St. Mark's Square is the only square in Venice (all the other ones are called campo or campiello, i.e. fields). Napoleon referred to the square as the finest living room in Europe. It is flanked by long buildings, the procuratie, and closed on one side by the Basilica, on the other by Museum Correr, a structure build under the French domination. The square hosts the most famous cafés in town, where fine orchestras frequently play, and where tourists enjoy sitting, listening to music and sipping fresh drinks in the summer and hot chocolate in the winter. But have you ever seen the square entirely flooded? Or full of masks during the Carnival? Totally different atmospheres...

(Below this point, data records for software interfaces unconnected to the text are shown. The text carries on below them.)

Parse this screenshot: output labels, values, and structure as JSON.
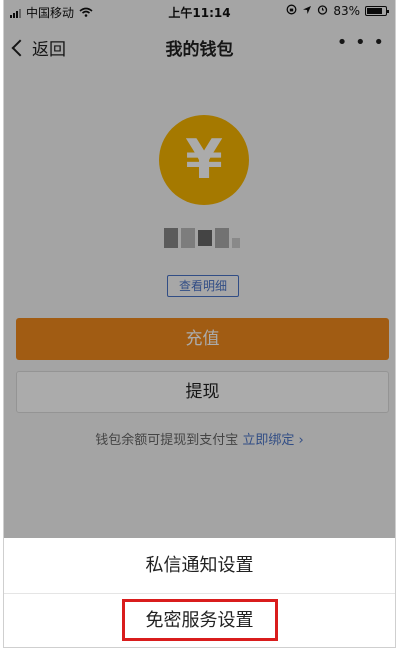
{
  "status_bar": {
    "carrier": "中国移动",
    "time": "上午11:14",
    "battery": "83%"
  },
  "navbar": {
    "back_label": "返回",
    "title": "我的钱包",
    "more": "• • •"
  },
  "wallet": {
    "currency_symbol": "¥",
    "detail_label": "查看明细",
    "recharge_label": "充值",
    "withdraw_label": "提现",
    "note_text": "钱包余额可提现到支付宝",
    "note_link": "立即绑定 ›"
  },
  "action_sheet": {
    "items": [
      {
        "label": "私信通知设置"
      },
      {
        "label": "免密服务设置"
      }
    ]
  },
  "colors": {
    "coin": "#f7b500",
    "recharge": "#f08a1d",
    "link": "#4a74c7",
    "highlight": "#d91c1c"
  }
}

From the top of the tower we can see an incredible number of churches. Two of them, though, have something in common: both the Redentore and Santa Maria della Salute were built at the end of two terrible epidemics of plague that affected the Republic. Still nowadays we celebrate two special feasts, that are related to these churches: on the third Sunday in July we commemorate the Redeemer in the Feast of the Redentore, while on the 21st of November we walk on a "pilgrimage" to the Salute church. On both occasions, floating bridges are built, respectively on the Giudecca Canal and on the Grand Canal, to let the worshippers reach these churches on foot. Their styles are completely different: the Redentore is a Renaissance church by architect Palladio, while the Salute is a special Baroque structure projected by architect Longhena. Wouldn't it be neat to visit them inside?
We provided you in this post with just some hints of what you can admire from the belfry of St. Mark's Bell Tower. If you feel you would like to get more information, to hear the stories of what you see, to come along and discover the secret corners of Venice... Here we are, waiting for you! Is that your airplane landing? You're already here, then! We are ready! Let's go!